This section is from the "A Complete Dictionary of Dry Goods" book, by George S. Cole. Also available from Amazon: A complete dictionary of dry goods and history of silk, cotton, linen, wool and other fibrous substances,: Including a full explanation of the modern processes ... together with various useful tables.

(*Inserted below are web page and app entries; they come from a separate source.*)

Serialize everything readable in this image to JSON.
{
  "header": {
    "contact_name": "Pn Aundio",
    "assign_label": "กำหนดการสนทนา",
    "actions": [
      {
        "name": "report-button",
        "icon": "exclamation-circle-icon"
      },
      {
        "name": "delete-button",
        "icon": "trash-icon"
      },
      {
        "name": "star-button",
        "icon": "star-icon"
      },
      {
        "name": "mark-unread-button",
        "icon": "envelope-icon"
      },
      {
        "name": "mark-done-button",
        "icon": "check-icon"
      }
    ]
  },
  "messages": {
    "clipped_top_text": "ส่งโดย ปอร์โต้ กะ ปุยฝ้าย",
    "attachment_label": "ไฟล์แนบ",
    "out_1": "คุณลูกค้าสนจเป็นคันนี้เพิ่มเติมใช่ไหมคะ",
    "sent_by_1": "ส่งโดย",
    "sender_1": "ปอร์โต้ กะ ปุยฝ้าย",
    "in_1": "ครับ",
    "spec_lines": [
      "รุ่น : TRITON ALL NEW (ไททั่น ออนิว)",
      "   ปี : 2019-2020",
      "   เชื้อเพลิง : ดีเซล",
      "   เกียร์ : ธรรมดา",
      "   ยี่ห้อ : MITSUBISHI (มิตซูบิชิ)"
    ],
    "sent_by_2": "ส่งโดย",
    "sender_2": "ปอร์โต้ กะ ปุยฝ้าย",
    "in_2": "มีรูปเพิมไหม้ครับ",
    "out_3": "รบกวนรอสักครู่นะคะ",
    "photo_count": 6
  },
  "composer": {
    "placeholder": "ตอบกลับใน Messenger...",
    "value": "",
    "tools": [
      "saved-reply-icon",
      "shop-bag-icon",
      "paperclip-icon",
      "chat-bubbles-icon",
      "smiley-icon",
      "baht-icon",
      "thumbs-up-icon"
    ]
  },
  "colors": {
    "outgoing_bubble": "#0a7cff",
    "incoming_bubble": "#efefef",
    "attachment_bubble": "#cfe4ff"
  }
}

Celluloid. A combination of gun cotton and camphor. Its successful manufacture and introduction has only been accomplished in the past twelve years. Celluloid consists of vegetable fibre, treated with certain acids; this fibre is then united with camphor and other substances to make it elastic and capable of being molded in any form. Of recent years there has been much experimenting indulged in for the production of a whiter and clearer substance than celluloid. An Austrian has invented a material called celluline that combines some of the properties of glass and celluloid. It is made by dissolving 4 to 8 parts of celluloid wool (gun cotton), in about 100 parts of alcohol, by weight, and adding 2 to 4 per cent of castor oil and 10 per cent of resin or balsam. The mixture is then dried on a glass plate at a temperature of 120 degrees. The compound soon solidifies into a transparent sheet. The addition of magnesium chloride reduces its inflammability and zinc white gives it substantially the appearance of clear ivory. By increasing the relative proportions of castor oil and resin, the toughness and pliability of leather is imparted to the material.